Skip all lines in the entries below that come before the one containing "Decode this image". Repeat that line and the rest exactly.

(Excerpts from an interface dataset)
+ + + + + + +
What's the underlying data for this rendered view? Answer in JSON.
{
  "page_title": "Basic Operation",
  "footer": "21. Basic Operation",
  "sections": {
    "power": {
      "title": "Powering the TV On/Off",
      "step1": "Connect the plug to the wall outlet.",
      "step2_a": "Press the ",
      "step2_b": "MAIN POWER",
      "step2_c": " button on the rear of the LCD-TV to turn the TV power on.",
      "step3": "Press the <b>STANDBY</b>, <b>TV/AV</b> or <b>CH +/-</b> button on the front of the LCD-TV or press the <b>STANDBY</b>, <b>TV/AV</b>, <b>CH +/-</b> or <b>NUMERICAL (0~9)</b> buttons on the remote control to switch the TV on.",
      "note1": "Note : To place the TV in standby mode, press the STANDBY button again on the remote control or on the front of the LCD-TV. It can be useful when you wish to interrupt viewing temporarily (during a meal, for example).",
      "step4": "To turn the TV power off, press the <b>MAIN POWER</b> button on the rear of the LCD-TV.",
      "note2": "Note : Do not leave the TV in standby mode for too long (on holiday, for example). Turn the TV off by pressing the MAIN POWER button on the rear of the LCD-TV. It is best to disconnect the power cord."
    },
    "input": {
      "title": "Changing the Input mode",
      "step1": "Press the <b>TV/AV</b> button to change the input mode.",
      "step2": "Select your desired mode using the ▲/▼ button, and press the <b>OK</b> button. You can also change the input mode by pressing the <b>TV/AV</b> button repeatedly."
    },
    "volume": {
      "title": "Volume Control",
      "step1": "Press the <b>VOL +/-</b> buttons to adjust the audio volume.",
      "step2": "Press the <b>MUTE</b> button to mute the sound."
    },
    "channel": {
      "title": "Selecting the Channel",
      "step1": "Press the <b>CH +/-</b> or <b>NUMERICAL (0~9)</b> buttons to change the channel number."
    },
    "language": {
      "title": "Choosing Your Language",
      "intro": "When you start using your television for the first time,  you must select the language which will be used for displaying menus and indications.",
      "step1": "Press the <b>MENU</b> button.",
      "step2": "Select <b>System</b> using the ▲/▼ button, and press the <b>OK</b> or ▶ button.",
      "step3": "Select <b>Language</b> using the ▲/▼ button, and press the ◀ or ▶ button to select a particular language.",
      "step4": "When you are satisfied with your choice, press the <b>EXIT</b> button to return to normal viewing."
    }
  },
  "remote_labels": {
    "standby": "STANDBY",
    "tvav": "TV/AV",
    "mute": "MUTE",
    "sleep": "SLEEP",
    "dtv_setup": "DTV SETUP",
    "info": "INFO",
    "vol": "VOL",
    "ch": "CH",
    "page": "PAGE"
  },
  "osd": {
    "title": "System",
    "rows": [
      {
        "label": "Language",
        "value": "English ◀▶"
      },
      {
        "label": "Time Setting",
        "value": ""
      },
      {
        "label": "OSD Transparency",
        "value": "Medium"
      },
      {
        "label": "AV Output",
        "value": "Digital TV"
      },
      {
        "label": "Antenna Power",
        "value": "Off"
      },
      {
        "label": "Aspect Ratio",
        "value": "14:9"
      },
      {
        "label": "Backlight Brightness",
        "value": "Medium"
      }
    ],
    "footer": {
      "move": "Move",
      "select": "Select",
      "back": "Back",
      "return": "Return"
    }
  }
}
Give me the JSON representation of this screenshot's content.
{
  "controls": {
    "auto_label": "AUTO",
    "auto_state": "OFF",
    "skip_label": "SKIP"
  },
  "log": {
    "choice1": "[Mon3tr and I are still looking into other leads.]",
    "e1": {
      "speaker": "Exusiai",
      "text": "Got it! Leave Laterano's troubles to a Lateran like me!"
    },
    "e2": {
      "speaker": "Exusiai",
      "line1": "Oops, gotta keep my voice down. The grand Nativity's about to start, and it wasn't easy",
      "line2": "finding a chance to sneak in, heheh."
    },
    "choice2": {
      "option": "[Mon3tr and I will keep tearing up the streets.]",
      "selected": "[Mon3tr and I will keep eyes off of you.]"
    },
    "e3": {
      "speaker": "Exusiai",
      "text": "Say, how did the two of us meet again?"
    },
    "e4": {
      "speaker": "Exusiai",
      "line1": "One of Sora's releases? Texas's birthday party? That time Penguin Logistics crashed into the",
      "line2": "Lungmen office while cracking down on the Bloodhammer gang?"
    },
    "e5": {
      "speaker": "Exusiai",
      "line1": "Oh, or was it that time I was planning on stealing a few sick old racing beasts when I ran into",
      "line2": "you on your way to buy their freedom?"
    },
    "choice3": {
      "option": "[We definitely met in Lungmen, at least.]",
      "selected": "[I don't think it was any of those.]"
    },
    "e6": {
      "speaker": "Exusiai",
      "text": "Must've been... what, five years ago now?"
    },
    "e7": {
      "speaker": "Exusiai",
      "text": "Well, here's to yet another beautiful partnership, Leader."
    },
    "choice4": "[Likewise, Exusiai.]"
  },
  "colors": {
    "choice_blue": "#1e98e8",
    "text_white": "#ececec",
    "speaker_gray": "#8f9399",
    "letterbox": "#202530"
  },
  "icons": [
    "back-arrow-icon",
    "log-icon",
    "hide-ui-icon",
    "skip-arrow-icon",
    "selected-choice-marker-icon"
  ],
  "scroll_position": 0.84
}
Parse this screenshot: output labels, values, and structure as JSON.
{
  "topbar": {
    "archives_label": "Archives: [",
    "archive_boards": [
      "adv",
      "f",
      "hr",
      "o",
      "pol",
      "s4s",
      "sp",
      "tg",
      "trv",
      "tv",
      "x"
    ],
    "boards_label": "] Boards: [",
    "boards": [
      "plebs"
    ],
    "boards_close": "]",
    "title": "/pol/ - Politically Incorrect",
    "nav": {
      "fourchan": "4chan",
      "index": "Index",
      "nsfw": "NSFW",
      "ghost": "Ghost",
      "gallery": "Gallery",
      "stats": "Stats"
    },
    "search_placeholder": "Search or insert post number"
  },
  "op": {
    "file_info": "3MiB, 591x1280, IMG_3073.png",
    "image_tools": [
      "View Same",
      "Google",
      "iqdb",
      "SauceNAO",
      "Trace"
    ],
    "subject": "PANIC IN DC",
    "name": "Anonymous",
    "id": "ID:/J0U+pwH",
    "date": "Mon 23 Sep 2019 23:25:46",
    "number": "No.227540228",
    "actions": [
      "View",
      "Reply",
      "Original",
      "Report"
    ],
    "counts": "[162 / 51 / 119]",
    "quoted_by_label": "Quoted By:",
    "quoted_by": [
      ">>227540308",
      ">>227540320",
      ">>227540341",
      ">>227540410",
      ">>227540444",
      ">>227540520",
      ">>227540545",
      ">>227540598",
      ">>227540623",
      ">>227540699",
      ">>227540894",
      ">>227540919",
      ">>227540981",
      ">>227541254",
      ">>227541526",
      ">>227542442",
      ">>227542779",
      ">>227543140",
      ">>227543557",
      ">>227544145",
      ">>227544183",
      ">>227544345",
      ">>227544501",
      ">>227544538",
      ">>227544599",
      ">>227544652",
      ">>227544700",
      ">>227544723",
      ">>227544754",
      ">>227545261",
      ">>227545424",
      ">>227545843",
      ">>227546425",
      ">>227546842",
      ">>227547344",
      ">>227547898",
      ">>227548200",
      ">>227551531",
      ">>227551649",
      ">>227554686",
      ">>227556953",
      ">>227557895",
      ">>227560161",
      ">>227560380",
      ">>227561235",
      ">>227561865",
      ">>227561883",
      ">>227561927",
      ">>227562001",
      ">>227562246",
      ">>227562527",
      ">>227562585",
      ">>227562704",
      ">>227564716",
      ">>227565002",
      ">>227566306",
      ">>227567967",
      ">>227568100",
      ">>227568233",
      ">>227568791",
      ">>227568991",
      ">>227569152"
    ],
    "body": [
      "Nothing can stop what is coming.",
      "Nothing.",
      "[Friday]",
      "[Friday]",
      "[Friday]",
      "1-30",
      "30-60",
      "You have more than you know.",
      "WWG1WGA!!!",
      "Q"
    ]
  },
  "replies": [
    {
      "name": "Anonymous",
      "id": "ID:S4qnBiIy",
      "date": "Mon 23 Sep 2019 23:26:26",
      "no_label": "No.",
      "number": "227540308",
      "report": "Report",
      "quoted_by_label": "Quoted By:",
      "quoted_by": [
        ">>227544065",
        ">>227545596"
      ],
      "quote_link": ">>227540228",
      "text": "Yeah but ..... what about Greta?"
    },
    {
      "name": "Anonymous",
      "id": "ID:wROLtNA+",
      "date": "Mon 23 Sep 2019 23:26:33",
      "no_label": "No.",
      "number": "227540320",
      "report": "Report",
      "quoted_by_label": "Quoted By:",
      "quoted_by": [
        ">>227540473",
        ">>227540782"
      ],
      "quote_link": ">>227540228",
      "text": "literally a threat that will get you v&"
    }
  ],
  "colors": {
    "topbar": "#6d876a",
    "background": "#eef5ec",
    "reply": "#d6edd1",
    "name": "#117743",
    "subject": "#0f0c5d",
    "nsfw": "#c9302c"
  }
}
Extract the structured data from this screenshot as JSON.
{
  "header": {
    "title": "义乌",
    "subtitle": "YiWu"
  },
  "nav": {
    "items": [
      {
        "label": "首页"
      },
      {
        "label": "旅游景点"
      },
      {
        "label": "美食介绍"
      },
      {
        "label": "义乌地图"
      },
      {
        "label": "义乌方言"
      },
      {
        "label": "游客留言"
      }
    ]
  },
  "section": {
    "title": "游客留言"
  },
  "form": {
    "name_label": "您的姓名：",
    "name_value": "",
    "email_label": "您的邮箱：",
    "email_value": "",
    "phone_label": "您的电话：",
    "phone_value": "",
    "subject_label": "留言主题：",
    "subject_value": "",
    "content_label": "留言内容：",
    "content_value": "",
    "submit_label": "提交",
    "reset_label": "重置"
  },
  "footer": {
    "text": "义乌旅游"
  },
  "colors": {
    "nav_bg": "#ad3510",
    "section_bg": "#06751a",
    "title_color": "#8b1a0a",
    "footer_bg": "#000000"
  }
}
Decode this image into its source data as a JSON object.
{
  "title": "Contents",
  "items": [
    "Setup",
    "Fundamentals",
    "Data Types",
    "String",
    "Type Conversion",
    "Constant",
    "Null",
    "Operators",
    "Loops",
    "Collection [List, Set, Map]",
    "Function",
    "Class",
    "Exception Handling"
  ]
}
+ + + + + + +
SOLUTION FOR THIS EXERCISE
Decode this image into its source data as a JSON object.
{
  "title": "Contents",
  "items": [
    "Setup",
    "Fundamentals",
    "Data Types",
    "String",
    "Type Conversion",
    "Constant",
    "Null",
    "Operators",
    "Loops",
    "Collection [List, Set, Map]",
    "Function",
    "Class",
    "Exception Handling"
  ]
}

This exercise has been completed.